| Available records |
┏━━

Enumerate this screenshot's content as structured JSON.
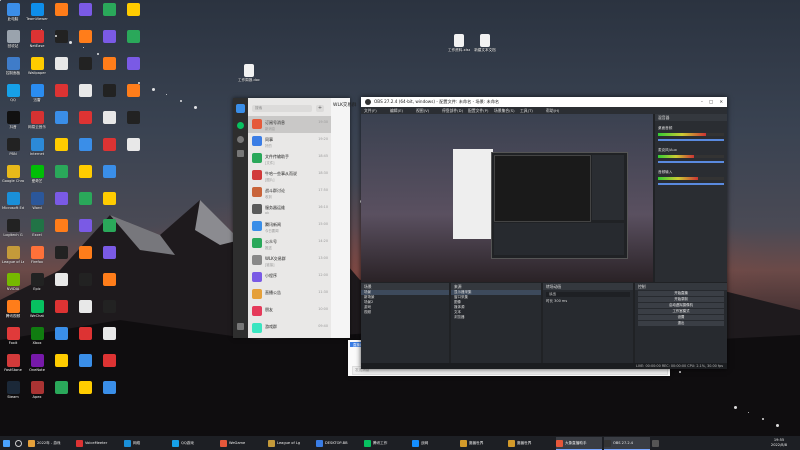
{
  "desktop": {
    "icons": [
      {
        "label": "此电脑",
        "color": "#3b8ee8"
      },
      {
        "label": "回收站",
        "color": "#9aa3ad"
      },
      {
        "label": "控制面板",
        "color": "#3f7cc9"
      },
      {
        "label": "QQ",
        "color": "#16a0e8"
      },
      {
        "label": "抖音",
        "color": "#111"
      },
      {
        "label": "PBN",
        "color": "#222"
      },
      {
        "label": "Google Chrome",
        "color": "#e8b91a"
      },
      {
        "label": "Microsoft Edge",
        "color": "#1a8fd8"
      },
      {
        "label": "Logitech G",
        "color": "#222"
      },
      {
        "label": "League of Legends",
        "color": "#c49a3a"
      },
      {
        "label": "NVIDIA",
        "color": "#76b900"
      },
      {
        "label": "腾讯视频",
        "color": "#ff7d1a"
      },
      {
        "label": "Foxit",
        "color": "#e03a3a"
      },
      {
        "label": "FastStone",
        "color": "#d23a3a"
      },
      {
        "label": "Steam",
        "color": "#1b2838"
      },
      {
        "label": "TeamViewer",
        "color": "#0e8ee9"
      },
      {
        "label": "NetEase",
        "color": "#d33"
      },
      {
        "label": "Wallpaper",
        "color": "#ffcc00"
      },
      {
        "label": "迅雷",
        "color": "#2a8cf0"
      },
      {
        "label": "网易云音乐",
        "color": "#d53232"
      },
      {
        "label": "Internet",
        "color": "#2c8ad8"
      },
      {
        "label": "爱奇艺",
        "color": "#00be06"
      },
      {
        "label": "Word",
        "color": "#2b579a"
      },
      {
        "label": "Excel",
        "color": "#217346"
      },
      {
        "label": "Firefox",
        "color": "#ff7139"
      },
      {
        "label": "Epic",
        "color": "#222"
      },
      {
        "label": "WeChat",
        "color": "#07c160"
      },
      {
        "label": "Xbox",
        "color": "#107c10"
      },
      {
        "label": "OneNote",
        "color": "#7719aa"
      },
      {
        "label": "Apex",
        "color": "#a33"
      }
    ],
    "files": [
      "工作周报.docx",
      "工作资料.xlsx",
      "新建文本文档"
    ],
    "snow_count": 40
  },
  "wechat": {
    "title": "WLK交易群",
    "search_placeholder": "搜索",
    "chats": [
      {
        "name": "订阅号消息",
        "preview": "新消息",
        "time": "19:30",
        "avatar": "#e55a3a"
      },
      {
        "name": "同事",
        "preview": "好的",
        "time": "19:20",
        "avatar": "#3a7de5"
      },
      {
        "name": "文件传输助手",
        "preview": "[文件]",
        "time": "18:45",
        "avatar": "#2aa85a"
      },
      {
        "name": "牛哈一些事从而说",
        "preview": "[图片]",
        "time": "18:30",
        "avatar": "#d13a3a"
      },
      {
        "name": "战斗群讨论",
        "preview": "收到",
        "time": "17:50",
        "avatar": "#c9643a"
      },
      {
        "name": "服务器运维",
        "preview": "ok",
        "time": "16:10",
        "avatar": "#5a5a5a"
      },
      {
        "name": "腾讯新闻",
        "preview": "今日要闻",
        "time": "15:00",
        "avatar": "#3a8ee8"
      },
      {
        "name": "公众号",
        "preview": "推送",
        "time": "14:20",
        "avatar": "#2aa85a"
      },
      {
        "name": "WLK交易群",
        "preview": "[链接]",
        "time": "13:00",
        "avatar": "#888"
      },
      {
        "name": "小程序",
        "preview": "",
        "time": "12:00",
        "avatar": "#7a5ae5"
      },
      {
        "name": "直播公告",
        "preview": "",
        "time": "11:30",
        "avatar": "#e5a03a"
      },
      {
        "name": "朋友",
        "preview": "",
        "time": "10:00",
        "avatar": "#e53a5a"
      },
      {
        "name": "游戏群",
        "preview": "",
        "time": "09:40",
        "avatar": "#3ae5c0"
      }
    ]
  },
  "obs": {
    "title": "OBS 27.2.4 (64-bit, windows) - 配置文件: 未命名 - 场景: 未命名",
    "menu": [
      "文件(F)",
      "编辑(E)",
      "视图(V)",
      "停靠部件(D)",
      "配置文件(P)",
      "场景集合(S)",
      "工具(T)",
      "帮助(H)"
    ],
    "mixer_title": "混音器",
    "mixer_tracks": [
      {
        "name": "桌面音频",
        "level": 0.72
      },
      {
        "name": "麦克风/Aux",
        "level": 0.55
      },
      {
        "name": "音频输入",
        "level": 0.6
      }
    ],
    "panels": {
      "scenes": {
        "title": "场景",
        "items": [
          "场景",
          "新场景",
          "场景2",
          "游戏",
          "视频"
        ]
      },
      "sources": {
        "title": "来源",
        "items": [
          "显示器采集",
          "窗口采集",
          "图像",
          "媒体源",
          "文本",
          "浏览器"
        ]
      },
      "transitions": {
        "title": "转场动画",
        "fade": "淡出",
        "duration_label": "时长",
        "duration": "300 ms"
      },
      "controls": {
        "title": "控制",
        "buttons": [
          "开始直播",
          "开始录制",
          "启动虚拟摄像机",
          "工作室模式",
          "设置",
          "退出"
        ]
      }
    },
    "status": "LIVE: 00:00:00  REC: 00:00:00  CPU: 2.1%, 30.00 fps"
  },
  "browser": {
    "tabs": [
      "直播间DP1",
      "直播间DP2",
      "图片",
      "图片",
      "直播间DP3"
    ],
    "input_placeholder": "发送消息"
  },
  "taskbar": {
    "items": [
      {
        "label": "2022年 - 游戏",
        "color": "#e5a03a"
      },
      {
        "label": "VoiceMeeter",
        "color": "#d33"
      },
      {
        "label": "网络",
        "color": "#1a8fd8"
      },
      {
        "label": "QQ游戏",
        "color": "#16a0e8"
      },
      {
        "label": "WeGame",
        "color": "#e5573a"
      },
      {
        "label": "League of Lg",
        "color": "#c49a3a"
      },
      {
        "label": "DESKTOP-BB",
        "color": "#3a7de5"
      },
      {
        "label": "腾讯工作",
        "color": "#07c160"
      },
      {
        "label": "战网",
        "color": "#148eff"
      },
      {
        "label": "魔兽世界",
        "color": "#d39a2a"
      },
      {
        "label": "魔兽世界",
        "color": "#d39a2a"
      },
      {
        "label": "大象直播助手",
        "color": "#e5573a"
      },
      {
        "label": "OBS 27.2.4",
        "color": "#333"
      },
      {
        "label": "",
        "color": "#555"
      }
    ],
    "time": "19:55",
    "date": "2022/8/8"
  }
}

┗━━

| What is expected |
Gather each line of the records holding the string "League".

| Output |
        "label": "League of Legends",
        "label": "League of Lg",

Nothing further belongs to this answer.